Robert M. Guralnick and Michael E. Zieve:
Polynomials with PSL(2) monodromy,
Annals of Math. 172 (2010), 1315–1359.

(Both the published version and the arXiv version are available online.)

Let k be a field of characteristic p≥0, and let g be a polynomial over k which is indecomposable (not a composition of lower-degree polynomials over k). Guralnick and Saxl showed that, if g decomposes over an extension of k, then the degree of g is either a power of  p or 21 or 55. We begin by determining all possibilities with the latter degrees. It turns out that there exists such a polynomial of degree 21 if and only if  p=7 and k contains nonsquares, in which case the polynomials can be presented explicitly. A similar conclusion holds for degree 55.

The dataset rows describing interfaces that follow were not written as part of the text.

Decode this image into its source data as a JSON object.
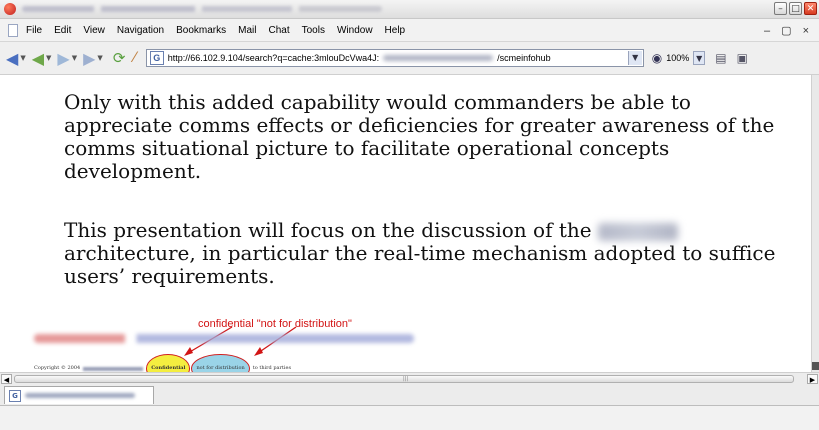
{
  "window": {
    "minimize_glyph": "–",
    "maximize_glyph": "□",
    "close_glyph": "✕"
  },
  "menu": {
    "items": [
      "File",
      "Edit",
      "View",
      "Navigation",
      "Bookmarks",
      "Mail",
      "Chat",
      "Tools",
      "Window",
      "Help"
    ],
    "right_controls": "– ▢ ×"
  },
  "navigation": {
    "url_start": "http://66.102.9.104/search?q=cache:3mlouDcVwa4J:",
    "url_end": "/scmeinfohub",
    "zoom": "100%",
    "icons": [
      "back-icon",
      "forward-icon",
      "reload-icon",
      "stop-icon",
      "search-engine-icon",
      "eye-icon",
      "print-icon"
    ]
  },
  "slide": {
    "paragraph1": "Only with this added capability would commanders be able to appreciate comms effects or deficiencies for greater awareness of the comms situational picture to facilitate operational concepts development.",
    "paragraph2_before": "This presentation will focus on the discussion of the ",
    "paragraph2_after": " architecture, in particular the real-time mechanism adopted to suffice users’ requirements.",
    "annotation": "confidential \"not for distribution\"",
    "copyright_prefix": "Copyright © 2004",
    "highlight_confidential": "Confidential",
    "highlight_not_for_distribution": "not for distribution",
    "copyright_suffix": "to third parties"
  },
  "colors": {
    "annotation_red": "#d21414",
    "highlight_yellow": "#f4ee40",
    "highlight_blue": "#9ad4e8"
  }
}
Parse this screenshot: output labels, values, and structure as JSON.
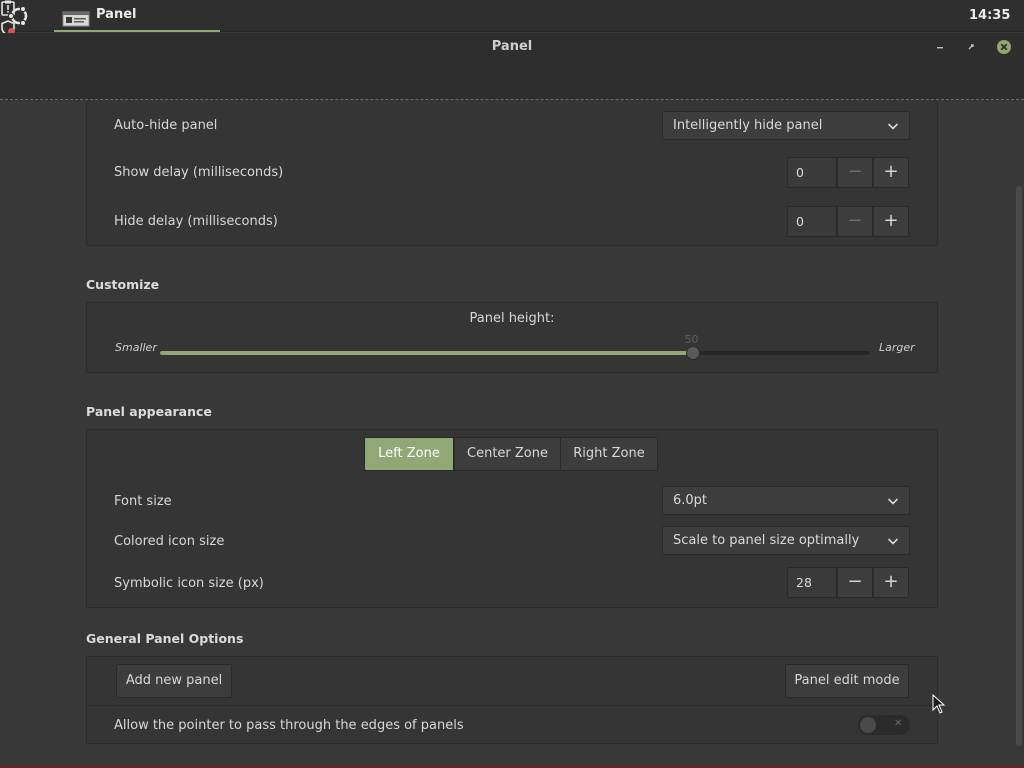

A polynomial g over Fq is called exceptional if the map ag(a) induces a bijection on Fqn for infinitely many n. The composition of two polynomials is exceptional if and only if both polynomials are exceptional, so it suffices to study the indecomposable exceptional polynomials. Letting  p denote the characteristic of  FqFried, Guralnick and Saxl showed that any indecomposable exceptional polynomial has degree either prime or a power of  p, except perhaps when  p ≤ 3 in which case they could not rule out the possibility that the degree is  pr(pr-1)/2  with r > 1 odd. Soon afterward, Müller, Cohen–Matthews, and Lenstra–Zieve produced indecomposable exceptional polynomials having all degrees allowed by the Fried–Guralnick–Saxl result. We determine all indecomposable exceptional polynomials of non-prime power degree, except for one ramification possibility which we treat in a companion paper with Joel Rosenberg. The conclusion is that, except for the new family of polynomials discovered in the latter paper, all such indecomposable exceptional polynomials are twists of the examples discovered previously.

We solve these two problems as consequences of a more general problem. Let k be a field of characteristic p>0, let q be a power of  p, and let t be transcendental over k. We determine all polynomials g in k[X] of degree q(q-1)/2 for which g(X)-t has simple roots and its Galois group over k(t) has a transitive normal subgroup isomorphic to PSL(2,q). These include the polynomials discussed in the previous two paragraphs. More generally, Guralnick and Saxl have produced a list of groups satisfying the known conditions necessary for occurring as the Galois group of g(X)-t over K(t), where g is a polynomial over an algebraically closed field K. Our result determines all such polynomials for one of the main families of groups on the Guralnick–Saxl list; this complements work of Abhyankar, who has exhibited polynomials realizing some of the other families of groups on the list.

Our strategy for proving these results is as follows. Let g be a polynomial of degree q(q-1)/2 over an algebraically closed field K of characteristic p, where q is a power of  p. Let Ω be the splitting field of g(X)-t over K(t), and suppose that G := Gal(Ω/K(t)) normalizes PSL(2,q). Then G is contained in the automorphism group PΓL(2,q) of PSL(2,q). We use the classification of subgroups of PΓL(2,q), together with Hilbert's different formula, to determine all possibilities for the inertia and higher ramification groups in Ω/K(t) that are consistent with K(x) having genus zero. For each such possibility, we determine all candidates for Ω: this is the most difficult step, and involves various ingredients. We then determine the automorphism group of each of these (infinitely many) candidates for Ω, and use invariant theory to compute the subfields of Ω corresponding to K(t) and K(x), and finally to compute the polynomial g. This solves the geometric part of our problem; to solve the original arithmetic problems, we use the factorizations of g(X)-g(Y) determined previously by Cohen–Matthews and Zieve.

Our results should be viewed in the context of Abhyankar's conjecture (the Raynaud/Harbater theorem). Given a smooth projective irreducible curve C over an algebraically closed field of characteristic p, and a finite set S of points on C, this conjecture describes the groups occurring as Galois groups of covers of C whose branch locus is contained in S. However, this work does not address the problem of determining the dimension of the moduli space of covers having prescribed Galois group and prescribed ramification data, let alone the problem of constructing the covers explicitly. The p=0 case of Abhyankar's conjecture follows from Riemann's existence theorem; however, even in that situation, the proof is nonconstructive. We have constructed all polynomial covers of  P1 realizing certain permutation representations of PSL(2,q). In future work we hope to extend this to other classes of groups, which will provide data towards a conjecture on the dimension of the moduli space of covers having prescribed Galois group and prescribed ramification.